▸ **REQUIRED WORK**: Nothing but the records, copied exactly and stripped of pictures, should be in the answer.

[Interface dataset entries]

***

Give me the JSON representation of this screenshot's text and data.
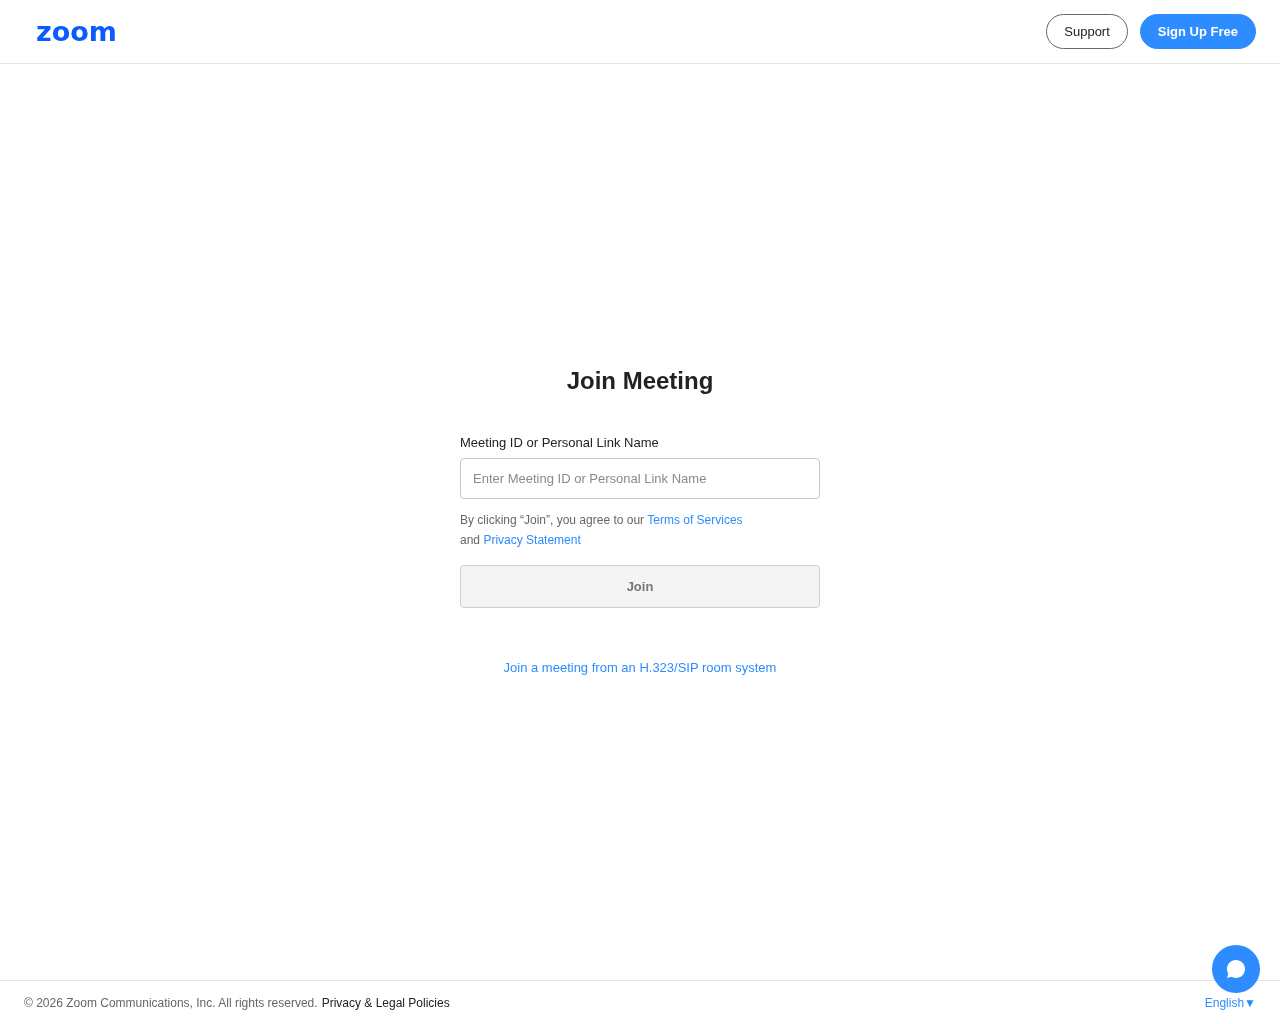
{
  "header": {
    "logo": "zoom",
    "buttons": [
      {
        "label": "Support",
        "kind": "outline"
      },
      {
        "label": "Sign Up Free",
        "kind": "primary"
      }
    ]
  },
  "join": {
    "title": "Join Meeting",
    "field_label": "Meeting ID or Personal Link Name",
    "placeholder": "Enter Meeting ID or Personal Link Name",
    "agreement": {
      "text": "By clicking “Join”, you agree to our",
      "terms_link": "Terms of Services",
      "and": "and",
      "privacy_link": "Privacy Statement"
    },
    "button": {
      "label": "Join",
      "disabled": true
    },
    "room_link": "Join a meeting from an H.323/SIP room system"
  },
  "footer": {
    "copyright": "© 2026 Zoom Communications, Inc. All rights reserved.",
    "legal_link": "Privacy & Legal Policies",
    "language": "English",
    "language_caret": "▼"
  }
}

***

▸ **RESPONSE**:
Give me the JSON representation of this screenshot's text and data.
{
  "header": {
    "logo": "zoom",
    "buttons": [
      {
        "label": "Support",
        "kind": "outline"
      },
      {
        "label": "Sign Up Free",
        "kind": "primary"
      }
    ]
  },
  "join": {
    "title": "Join Meeting",
    "field_label": "Meeting ID or Personal Link Name",
    "placeholder": "Enter Meeting ID or Personal Link Name",
    "agreement": {
      "text": "By clicking “Join”, you agree to our",
      "terms_link": "Terms of Services",
      "and": "and",
      "privacy_link": "Privacy Statement"
    },
    "button": {
      "label": "Join",
      "disabled": true
    },
    "room_link": "Join a meeting from an H.323/SIP room system"
  },
  "footer": {
    "copyright": "© 2026 Zoom Communications, Inc. All rights reserved.",
    "legal_link": "Privacy & Legal Policies",
    "language": "English",
    "language_caret": "▼"
  }
}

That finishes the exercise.